There are 421 Victorians in hospital. 20 are receiving intensive care and seven are on ventilators.
There are 4327 cases in Victoria with an unknown source, marking an increase of 11 since yesterday's report.
There are 2519 active cases across the state, including 352 healthcare workers and 139 cases in regional Victoria.
Mr Andrews identified Geelong, Great Bendigo and Ballarat as the three communities of "most concern".
The state on Monday recorded 41 coronavirus-linked deaths - its highest increase so far - although only eight of those deaths were new.
The Victorian parliament is on Tuesday likely to vote on an increase to the state's state of emergency, which Mr Andrews had initially wanted to extend by 12 months.
Mr Andrews is now believed to have enough support to pass a six-month extension instead.
Melburnians are currently subject to strict Stage 4 restrictions including an 8pm to 5am curfew until 13 September.
Regional Victorians are under slightly less strict Stage 3 restrictions for the same period.
On Monday, Mr Andrews flagged he would announce a detailed road map to easing restrictions on 6 September.
"It is too early today to settle that roadmap and to lock that in as it were. Another week's data is critically important," he said.
"I know a week feels, and indeed is a long time locked at home, but it is also a very lengthy period of time when it comes to understanding what this virus is doing."
There have now been more than 19,000 coronavirus cases in Victoria, 2,620 which were active as of Monday.
Metropolitan Melbourne residents are subject to Stage 4 restrictions and must comply with a curfew between the hours of 8pm and 5am. During the curfew, people in Melbourne can only leave their house for work, and essential health, care or safety reasons.
Between 5am and 8pm, people in Melbourne can leave the home for exercise, to shop for necessary goods and services, for work, for health care, or to care for a sick or elderly relative. All Victorians must wear a face covering when they leave home, no matter where they live.

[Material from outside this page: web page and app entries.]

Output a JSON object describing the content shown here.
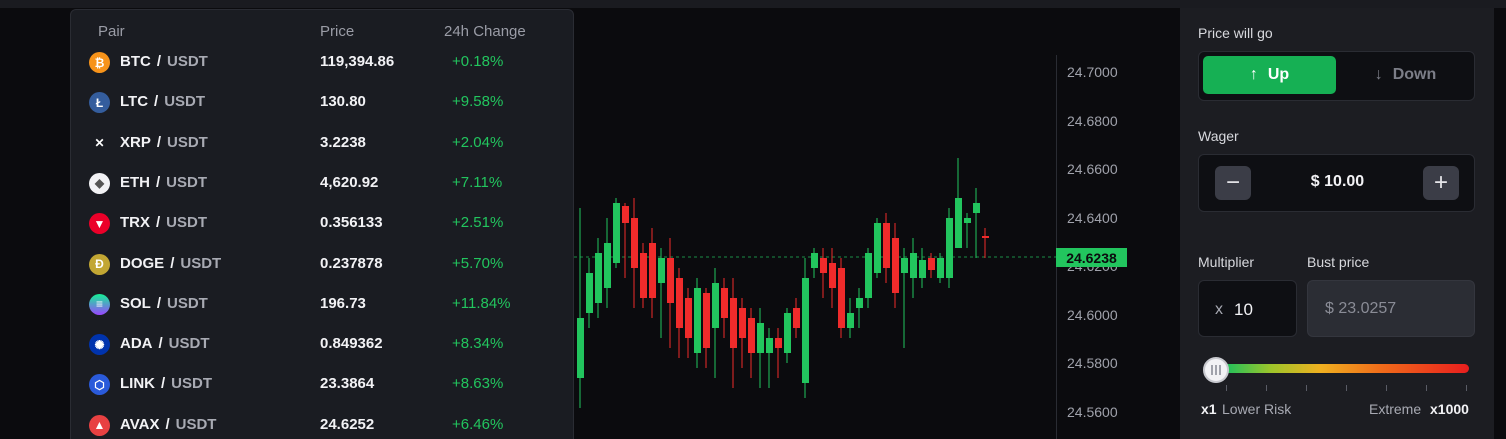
{
  "pairs": {
    "headers": {
      "pair": "Pair",
      "price": "Price",
      "change": "24h Change"
    },
    "separator": "/",
    "rows": [
      {
        "base": "BTC",
        "quote": "USDT",
        "price": "119,394.86",
        "change": "+0.18%",
        "icon": "btc-icon",
        "color": "#f7931a",
        "glyph": "₿"
      },
      {
        "base": "LTC",
        "quote": "USDT",
        "price": "130.80",
        "change": "+9.58%",
        "icon": "ltc-icon",
        "color": "#345d9d",
        "glyph": "Ł"
      },
      {
        "base": "XRP",
        "quote": "USDT",
        "price": "3.2238",
        "change": "+2.04%",
        "icon": "xrp-icon",
        "color": "#1a1c22",
        "glyph": "✕"
      },
      {
        "base": "ETH",
        "quote": "USDT",
        "price": "4,620.92",
        "change": "+7.11%",
        "icon": "eth-icon",
        "color": "#f2f2f5",
        "glyph": "◆"
      },
      {
        "base": "TRX",
        "quote": "USDT",
        "price": "0.356133",
        "change": "+2.51%",
        "icon": "trx-icon",
        "color": "#eb0029",
        "glyph": "▼"
      },
      {
        "base": "DOGE",
        "quote": "USDT",
        "price": "0.237878",
        "change": "+5.70%",
        "icon": "doge-icon",
        "color": "#c2a633",
        "glyph": "Ð"
      },
      {
        "base": "SOL",
        "quote": "USDT",
        "price": "196.73",
        "change": "+11.84%",
        "icon": "sol-icon",
        "color": "#14f195",
        "glyph": "≡"
      },
      {
        "base": "ADA",
        "quote": "USDT",
        "price": "0.849362",
        "change": "+8.34%",
        "icon": "ada-icon",
        "color": "#0033ad",
        "glyph": "✺"
      },
      {
        "base": "LINK",
        "quote": "USDT",
        "price": "23.3864",
        "change": "+8.63%",
        "icon": "link-icon",
        "color": "#2a5ada",
        "glyph": "⬡"
      },
      {
        "base": "AVAX",
        "quote": "USDT",
        "price": "24.6252",
        "change": "+6.46%",
        "icon": "avax-icon",
        "color": "#e84142",
        "glyph": "▲"
      }
    ]
  },
  "chart": {
    "y_ticks": [
      "24.7000",
      "24.6800",
      "24.6600",
      "24.6400",
      "24.6200",
      "24.6000",
      "24.5800",
      "24.5600"
    ],
    "current_price": "24.6238",
    "up_color": "#22c55e",
    "down_color": "#ef2b2b"
  },
  "panel": {
    "direction_label": "Price will go",
    "up_label": "Up",
    "down_label": "Down",
    "wager_label": "Wager",
    "wager_value": "$ 10.00",
    "minus": "−",
    "plus": "+",
    "multiplier_label": "Multiplier",
    "multiplier_prefix": "x",
    "multiplier_value": "10",
    "bust_label": "Bust price",
    "bust_value": "$ 23.0257",
    "risk_min_mult": "x1",
    "risk_min_label": "Lower Risk",
    "risk_max_label": "Extreme",
    "risk_max_mult": "x1000",
    "multiplier_level": 0.0
  }
}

People in Australia must stay at least 1.5 metres away from others. Check your state’s restrictions on gathering limits. If you are experiencing cold or flu symptoms, stay home and arrange a test by calling your doctor or contact the Coronavirus Health Information Hotline on 1800 020 080. News and information is available in 63 languages at https://sbs.com.au/coronavirus.